(Exercise directions)
Without copying any picture, return all lines below exactly.

(Record extracts)
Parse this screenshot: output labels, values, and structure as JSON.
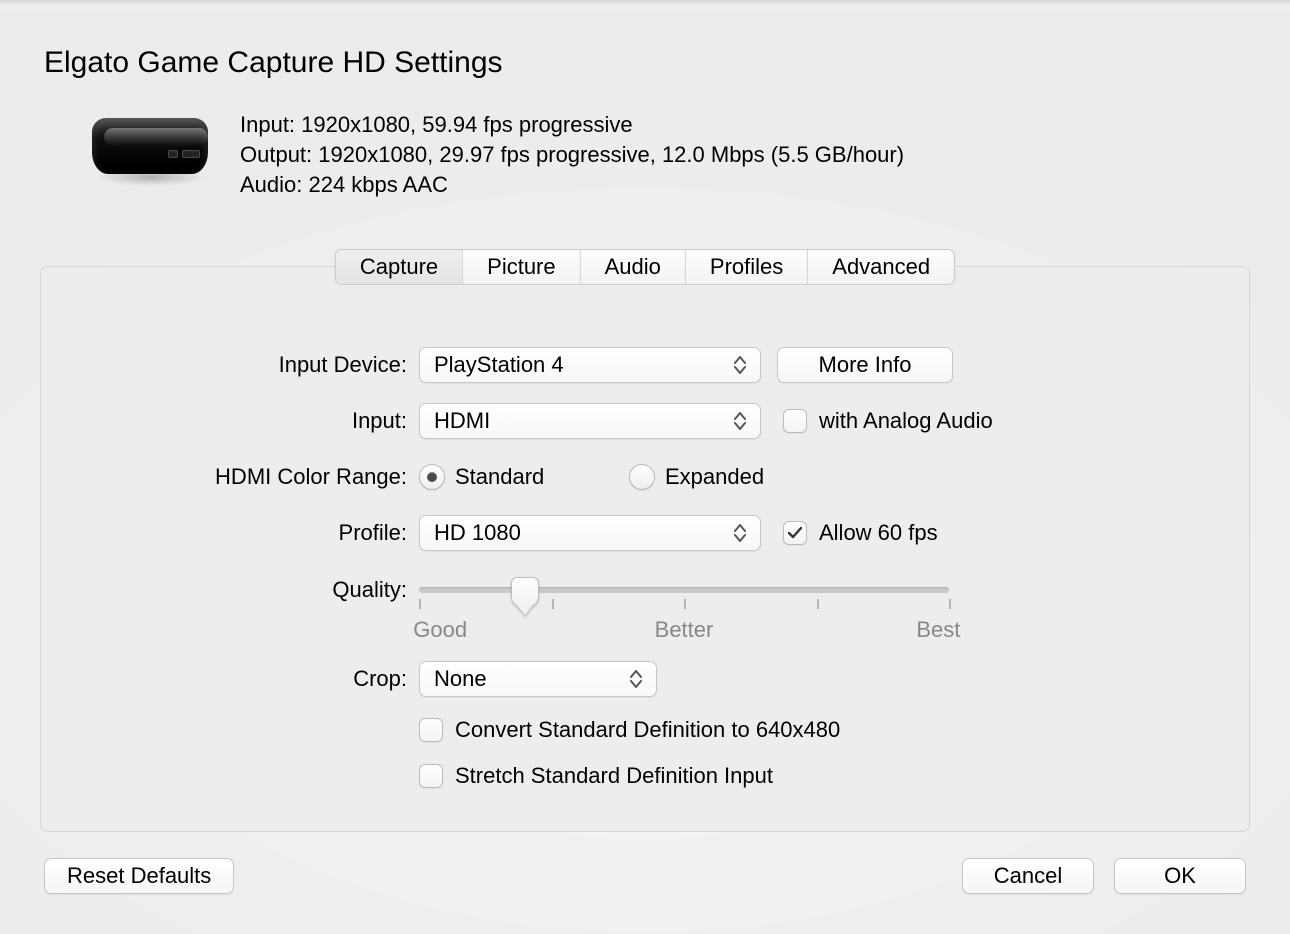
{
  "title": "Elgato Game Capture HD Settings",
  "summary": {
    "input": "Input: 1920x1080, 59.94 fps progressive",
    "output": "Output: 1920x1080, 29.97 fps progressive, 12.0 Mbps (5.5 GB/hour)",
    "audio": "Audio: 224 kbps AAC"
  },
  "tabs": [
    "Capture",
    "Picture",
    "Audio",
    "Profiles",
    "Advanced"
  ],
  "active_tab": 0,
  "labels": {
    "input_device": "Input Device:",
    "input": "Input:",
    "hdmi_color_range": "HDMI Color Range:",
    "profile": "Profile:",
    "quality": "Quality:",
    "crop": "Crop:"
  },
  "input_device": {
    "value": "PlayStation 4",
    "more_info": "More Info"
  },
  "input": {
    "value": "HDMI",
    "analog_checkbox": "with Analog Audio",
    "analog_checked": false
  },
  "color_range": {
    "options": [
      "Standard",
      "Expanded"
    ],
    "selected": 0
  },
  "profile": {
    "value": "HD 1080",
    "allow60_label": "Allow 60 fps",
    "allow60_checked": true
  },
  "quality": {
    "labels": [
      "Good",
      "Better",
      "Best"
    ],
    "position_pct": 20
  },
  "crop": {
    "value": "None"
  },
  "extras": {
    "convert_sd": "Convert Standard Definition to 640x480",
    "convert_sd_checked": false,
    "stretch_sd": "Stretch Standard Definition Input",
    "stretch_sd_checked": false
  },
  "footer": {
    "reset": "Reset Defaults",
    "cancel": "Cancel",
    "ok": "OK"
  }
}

(Answer for the task)
Parse this screenshot: output labels, values, and structure as JSON.
{
  "title": "Elgato Game Capture HD Settings",
  "summary": {
    "input": "Input: 1920x1080, 59.94 fps progressive",
    "output": "Output: 1920x1080, 29.97 fps progressive, 12.0 Mbps (5.5 GB/hour)",
    "audio": "Audio: 224 kbps AAC"
  },
  "tabs": [
    "Capture",
    "Picture",
    "Audio",
    "Profiles",
    "Advanced"
  ],
  "active_tab": 0,
  "labels": {
    "input_device": "Input Device:",
    "input": "Input:",
    "hdmi_color_range": "HDMI Color Range:",
    "profile": "Profile:",
    "quality": "Quality:",
    "crop": "Crop:"
  },
  "input_device": {
    "value": "PlayStation 4",
    "more_info": "More Info"
  },
  "input": {
    "value": "HDMI",
    "analog_checkbox": "with Analog Audio",
    "analog_checked": false
  },
  "color_range": {
    "options": [
      "Standard",
      "Expanded"
    ],
    "selected": 0
  },
  "profile": {
    "value": "HD 1080",
    "allow60_label": "Allow 60 fps",
    "allow60_checked": true
  },
  "quality": {
    "labels": [
      "Good",
      "Better",
      "Best"
    ],
    "position_pct": 20
  },
  "crop": {
    "value": "None"
  },
  "extras": {
    "convert_sd": "Convert Standard Definition to 640x480",
    "convert_sd_checked": false,
    "stretch_sd": "Stretch Standard Definition Input",
    "stretch_sd_checked": false
  },
  "footer": {
    "reset": "Reset Defaults",
    "cancel": "Cancel",
    "ok": "OK"
  }
}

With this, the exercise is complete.